Occasionals III

They lifted me into the sun again and packed my empty skull with cinnamon


Jason Dodge

Curated by: Chris Bestebreurtje and Petra Kuipers

Venue: Rongwrong - centre for art and theory
Binnen Bantammerstraat 2, Amsterdam, the Netherlands

Opening Times: Friday and Saturday 14:00–18:00

Public Programme:
Opening, 16:00–19:00

Finissage, 16:00–19:00

The exhibition They lifted me into the sun again and packed my empty skull with cinnamon by Jason Dodge is the last in the series of three Occasionals organised this year in collaboration with Rongwrong in Amsterdam. This exhibition concept, which is an annual part of our Satellite Programme, highlights a single work from Tlön Projects' imaginary collection in a specific location.

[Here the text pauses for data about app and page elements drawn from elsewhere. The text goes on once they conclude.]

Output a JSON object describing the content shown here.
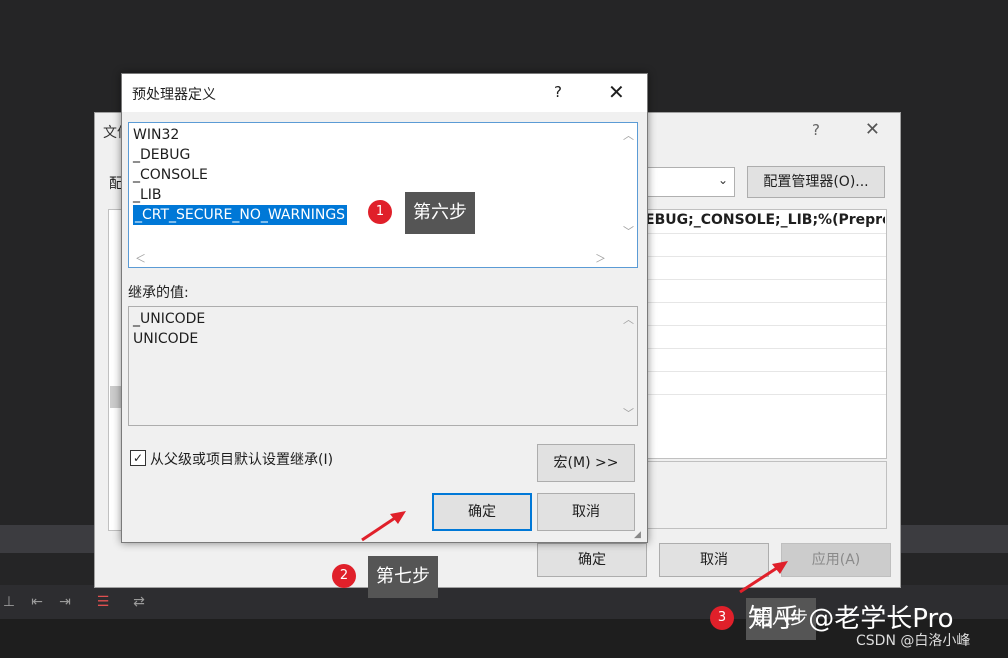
{
  "property_dialog": {
    "title": "文件",
    "config_label": "配",
    "config_manager_label": "配置管理器(O)...",
    "help": "?",
    "close": "✕",
    "value_text": "EBUG;_CONSOLE;_LIB;%(Preproc",
    "ok_label": "确定",
    "cancel_label": "取消",
    "apply_label": "应用(A)"
  },
  "preprocessor_dialog": {
    "title": "预处理器定义",
    "help": "?",
    "close": "✕",
    "definitions": [
      "WIN32",
      "_DEBUG",
      "_CONSOLE",
      "_LIB"
    ],
    "selected_definition": "_CRT_SECURE_NO_WARNINGS",
    "inherited_label": "继承的值:",
    "inherited_values": [
      "_UNICODE",
      "UNICODE"
    ],
    "inherit_checkbox_label": "从父级或项目默认设置继承(I)",
    "inherit_checked": true,
    "macro_button_label": "宏(M) >>",
    "ok_label": "确定",
    "cancel_label": "取消"
  },
  "annotations": {
    "step1_number": "1",
    "step1_text": "第六步",
    "step2_number": "2",
    "step2_text": "第七步",
    "step3_number": "3",
    "step3_text": "第八步",
    "arrow_color": "#e0202a"
  },
  "watermarks": {
    "zhihu": "知乎 @老学长Pro",
    "csdn": "CSDN @白洛小峰"
  }
}
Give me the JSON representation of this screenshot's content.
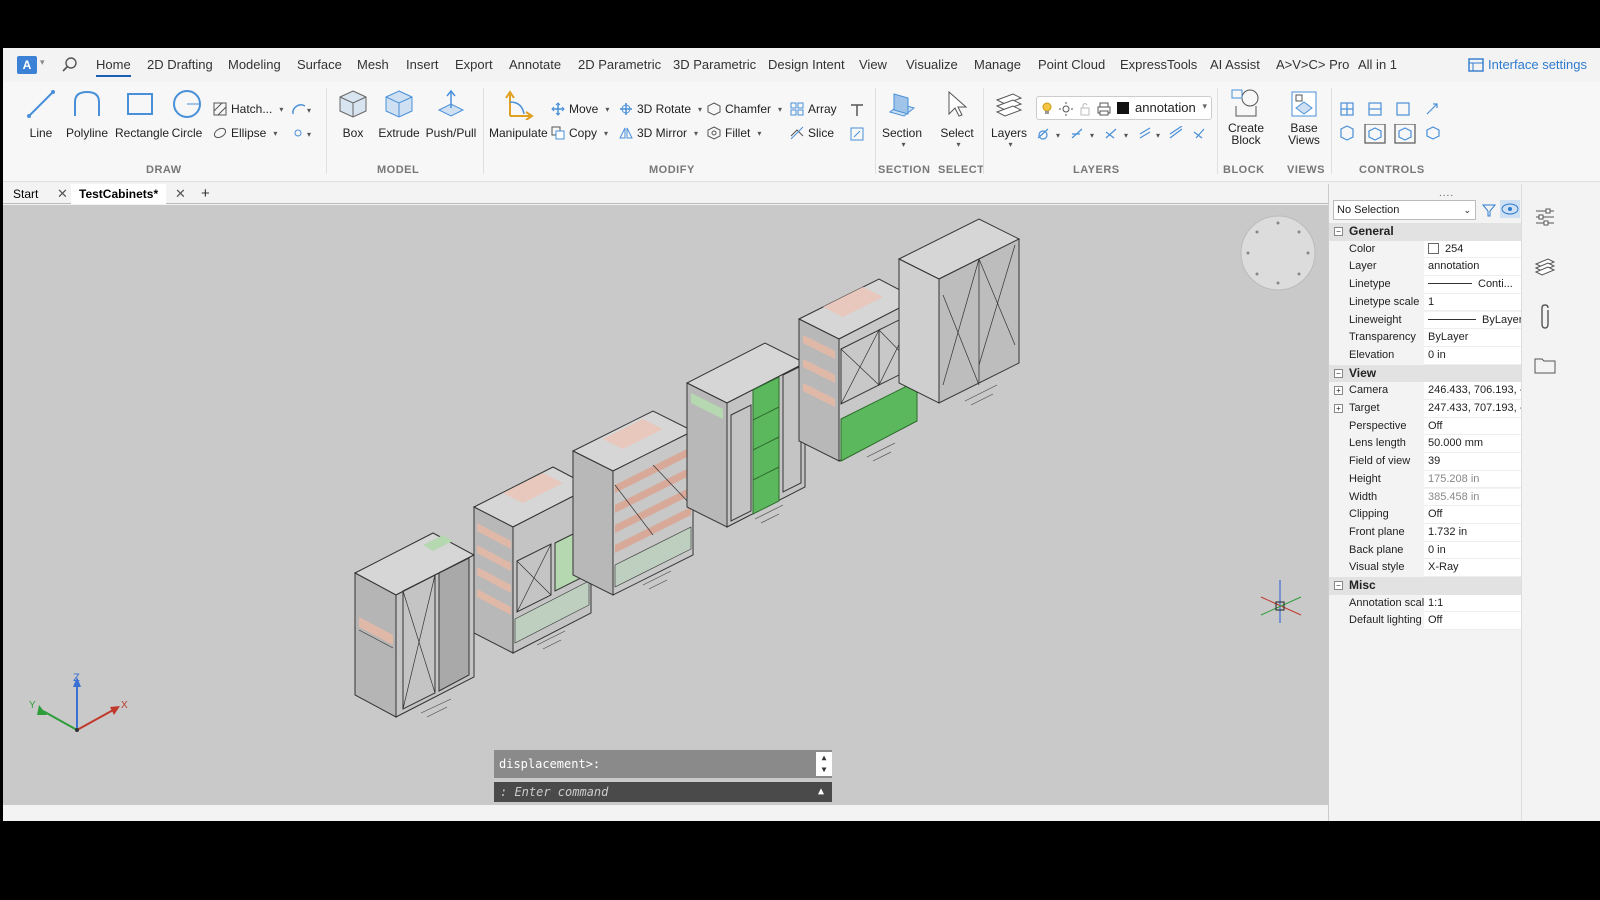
{
  "menu": {
    "tabs": [
      "Home",
      "2D Drafting",
      "Modeling",
      "Surface",
      "Mesh",
      "Insert",
      "Export",
      "Annotate",
      "2D Parametric",
      "3D Parametric",
      "Design Intent",
      "View",
      "Visualize",
      "Manage",
      "Point Cloud",
      "ExpressTools",
      "AI Assist",
      "A>V>C> Pro",
      "All in 1"
    ],
    "active": "Home",
    "interface_settings": "Interface settings"
  },
  "ribbon": {
    "draw": {
      "line": "Line",
      "polyline": "Polyline",
      "rectangle": "Rectangle",
      "circle": "Circle",
      "hatch": "Hatch...",
      "ellipse": "Ellipse",
      "group": "DRAW"
    },
    "model": {
      "box": "Box",
      "extrude": "Extrude",
      "pushpull": "Push/Pull",
      "group": "MODEL"
    },
    "modify": {
      "manipulate": "Manipulate",
      "move": "Move",
      "copy": "Copy",
      "rotate3d": "3D Rotate",
      "mirror3d": "3D Mirror",
      "chamfer": "Chamfer",
      "fillet": "Fillet",
      "array": "Array",
      "slice": "Slice",
      "group": "MODIFY"
    },
    "section": {
      "label": "Section",
      "group": "SECTION"
    },
    "select": {
      "label": "Select",
      "group": "SELECT"
    },
    "layers": {
      "label": "Layers",
      "current": "annotation",
      "group": "LAYERS"
    },
    "block": {
      "create": "Create Block",
      "group": "BLOCK"
    },
    "views": {
      "base": "Base Views",
      "group": "VIEWS"
    },
    "controls": {
      "group": "CONTROLS"
    }
  },
  "doctabs": {
    "start": "Start",
    "current": "TestCabinets*"
  },
  "command": {
    "history": "displacement>:",
    "placeholder": ": Enter command"
  },
  "properties": {
    "selection": "No Selection",
    "general": {
      "title": "General",
      "rows": [
        {
          "k": "Color",
          "v": "254"
        },
        {
          "k": "Layer",
          "v": "annotation"
        },
        {
          "k": "Linetype",
          "v": "Conti..."
        },
        {
          "k": "Linetype scale",
          "v": "1"
        },
        {
          "k": "Lineweight",
          "v": "ByLayer"
        },
        {
          "k": "Transparency",
          "v": "ByLayer"
        },
        {
          "k": "Elevation",
          "v": "0 in"
        }
      ]
    },
    "view": {
      "title": "View",
      "rows": [
        {
          "k": "Camera",
          "v": "246.433, 706.193, -"
        },
        {
          "k": "Target",
          "v": "247.433, 707.193, -"
        },
        {
          "k": "Perspective",
          "v": "Off"
        },
        {
          "k": "Lens length",
          "v": "50.000 mm"
        },
        {
          "k": "Field of view",
          "v": "39"
        },
        {
          "k": "Height",
          "v": "175.208 in"
        },
        {
          "k": "Width",
          "v": "385.458 in"
        },
        {
          "k": "Clipping",
          "v": "Off"
        },
        {
          "k": "Front plane",
          "v": "1.732 in"
        },
        {
          "k": "Back plane",
          "v": "0 in"
        },
        {
          "k": "Visual style",
          "v": "X-Ray"
        }
      ]
    },
    "misc": {
      "title": "Misc",
      "rows": [
        {
          "k": "Annotation scal",
          "v": "1:1"
        },
        {
          "k": "Default lighting",
          "v": "Off"
        }
      ]
    }
  },
  "colors": {
    "accent": "#2f7bd0",
    "viewport": "#c9c9c9",
    "green_panel": "#5cb85c"
  }
}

They lifted me into the sun again and packed my empty skull with cinnamon was exhibited in six different locations simultaneously in the autumn of 2020: Athens, New York, Vienna, Paris, Brussels and Turin. The artist was explicitly absent. At Dodge's request the exhibitions were installed by stand-ins.

Absence is an important component of the exhibition. The title, derived from the poem Mummy of a Lady Named Jemutesesonekh XXI Dynasty by Thomas James (1946–1974), refers to the ultimate presence of absence: death. I remember how I died. It was so simple! One morning the garden faded. My face blacked out. The narrator, a woman from ancient Egypt, describes how her body undergoes the traditional death rituals as written down in the ancient Egyptian funerary text The Book of the Dead. The poem hovers without flinching in the grotesque physical reality of the mummification process, such as the removal of the brain — A pointed instrument, hooked it through my nostrils, strand by strand — whilst astonishingly reclaiming it as a last act of love: Hands touched my sutures. I was so important! The body is treated like an aesthetic object, rubbed with unguents and sprinkled with amber-coloured gum. Before I learned to love myself too much, My body wound itself in spools of linen. Shut in my painted box, I am a precious object.

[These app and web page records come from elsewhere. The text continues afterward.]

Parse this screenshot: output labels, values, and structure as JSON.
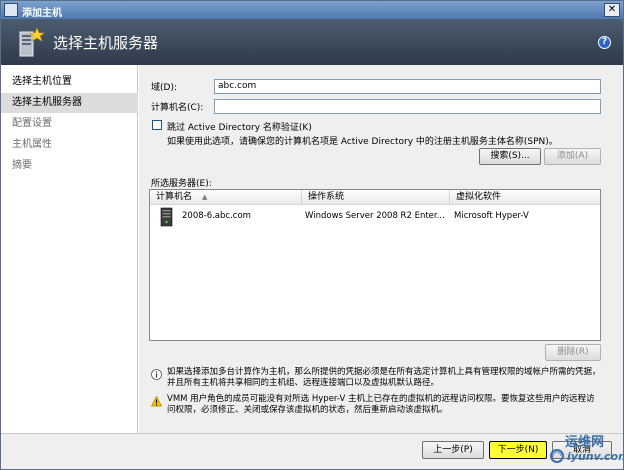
{
  "window": {
    "title": "添加主机",
    "close_label": "✕"
  },
  "header": {
    "title": "选择主机服务器",
    "help_label": "?"
  },
  "nav": {
    "items": [
      {
        "label": "选择主机位置",
        "state": "normal"
      },
      {
        "label": "选择主机服务器",
        "state": "active"
      },
      {
        "label": "配置设置",
        "state": "disabled"
      },
      {
        "label": "主机属性",
        "state": "disabled"
      },
      {
        "label": "摘要",
        "state": "disabled"
      }
    ]
  },
  "form": {
    "domain_label": "域(D):",
    "domain_value": "abc.com",
    "computer_label": "计算机名(C):",
    "computer_value": "",
    "skip_ad_label": "跳过 Active Directory 名称验证(K)",
    "skip_ad_checked": false,
    "spn_hint": "如果使用此选项，请确保您的计算机名项是 Active Directory 中的注册主机服务主体名称(SPN)。",
    "search_button": "搜索(S)...",
    "add_button": "添加(A)"
  },
  "selected_servers": {
    "label": "所选服务器(E):",
    "columns": [
      "计算机名",
      "操作系统",
      "虚拟化软件"
    ],
    "rows": [
      {
        "name": "2008-6.abc.com",
        "os": "Windows Server 2008 R2 Enter...",
        "virt": "Microsoft Hyper-V"
      }
    ],
    "remove_button": "删除(R)"
  },
  "notices": {
    "info": "如果选择添加多台计算作为主机，那么所提供的凭据必须是在所有选定计算机上具有管理权限的域帐户所需的凭据，并且所有主机将共享相同的主机组、远程连接端口以及虚拟机默认路径。",
    "warning": "VMM 用户角色的成员可能没有对所选 Hyper-V 主机上已存在的虚拟机的远程访问权限。要恢复这些用户的远程访问权限，必须修正、关闭或保存该虚拟机的状态，然后重新启动该虚拟机。"
  },
  "footer": {
    "back_button": "上一步(P)",
    "next_button": "下一步(N)",
    "cancel_button": "取消"
  },
  "watermark": {
    "line1": "运维网",
    "line2": "iyunv.com"
  },
  "colors": {
    "titlebar": "#4e78b0",
    "header": "#2e3a4a",
    "content_bg": "#efefef",
    "next_highlight": "#ffff33"
  }
}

The present manifestation of They lifted me into the sun again and packed my empty skull with cinnamon was assembled and installed by artist and author Becket Flannery who received a stack of missing animal posters and a found shopping list, as well as a series of specific objects: dried marigold buds, Bayer Aspirin adverts, batteries, stolen forks, an old T-shirt and red elastic bands. The shopping was unpacked in the space. The items gathered won’t be immediately comprehensible, but we recognise them as being edibles and cleansing, healing and ritual products. Using a score written by dancer and choreographer Alix Einaudi, Flannery, as the translator of a poem, interpreted the words, entered into conversation with the objects, and improvised to create the incarnation of this exhibition.

Jason Dodge (1969, USA) lives on the island of Møn (DK). For the past 25 years, Dodge has made sculptures and exhibitions revolving around absence, distance, haptic and visual perception. They lifted me into the sun again and packed my empty skull with cinnamon continues his habit of involving friends and colleagues in his artistic practice and borrowing titles and texts from poets for his exhibitions. His work reminds us of the indivisibility of body and spirit, that our bodies are linked to other bodies, organisms and systems, and that we are part of a larger mystery.

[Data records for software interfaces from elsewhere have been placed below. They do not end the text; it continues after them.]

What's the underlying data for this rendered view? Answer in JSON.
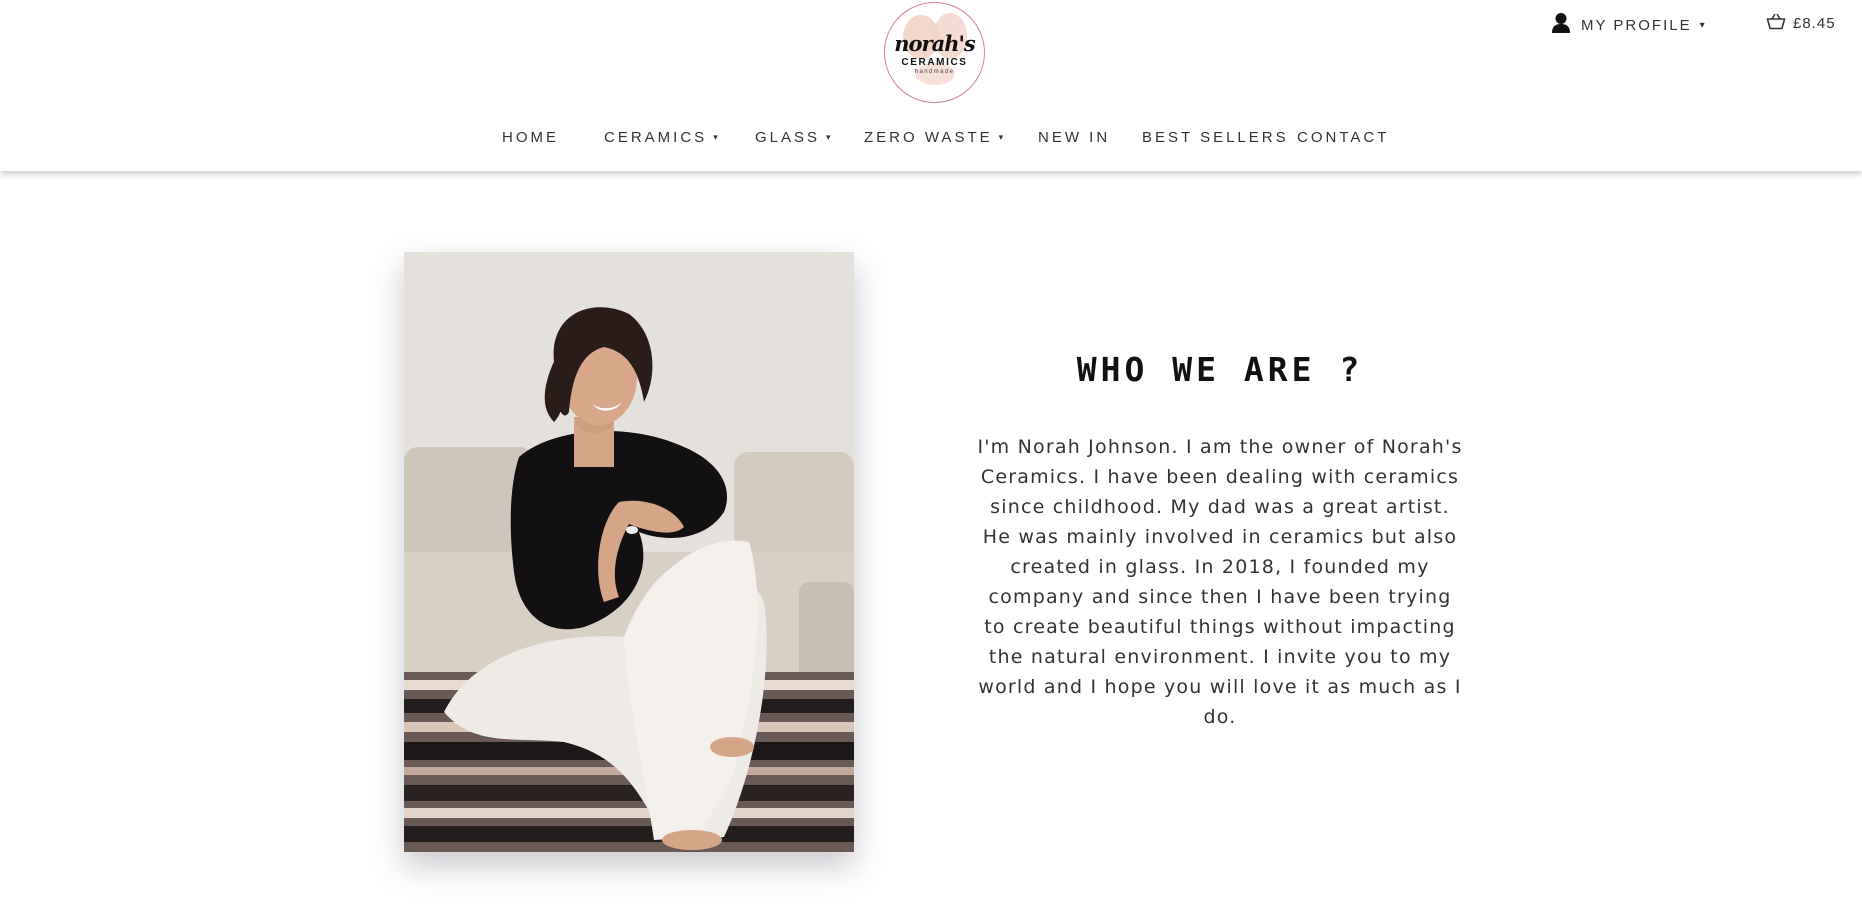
{
  "brand": {
    "logo_script": "norah's",
    "logo_word": "CERAMICS",
    "logo_small": "handmade",
    "accent_color": "#d97f99"
  },
  "header": {
    "profile": {
      "icon": "user-icon",
      "label": "MY PROFILE",
      "caret": "▾"
    },
    "cart": {
      "icon": "basket-icon",
      "amount": "£8.45"
    }
  },
  "nav": {
    "items": [
      {
        "label": "HOME"
      },
      {
        "label": "CERAMICS",
        "caret": "▾"
      },
      {
        "label": "GLASS",
        "caret": "▾"
      },
      {
        "label": "ZERO WASTE",
        "caret": "▾"
      },
      {
        "label": "NEW IN"
      },
      {
        "label": "BEST SELLERS"
      },
      {
        "label": "CONTACT"
      }
    ]
  },
  "about": {
    "title": "WHO WE ARE ?",
    "bio": "I'm Norah Johnson. I am the owner of Norah's Ceramics. I have been dealing with ceramics since childhood. My dad was a great artist. He was mainly involved in ceramics but also created in glass. In 2018, I founded my company and since then I have been trying to create beautiful things without impacting the natural environment. I invite you to my world and I hope you will love it as much as I do."
  }
}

Becket Flannery/MWN (1984, USA) is an Amsterdam-based writer and artist. As Becket Flannery, he writes about art and the role of text in relation to artworks and exhibitions. He is currently an editor at the Netherlands-based art criticism platform Tangents. In addition to his writing on art, he performs and exhibits under the name Becket MWN. His installations often take language as their medium, but communication is not their goal. Rather, they engage with the construction of meaning as a process and a practice to open up a space for thought.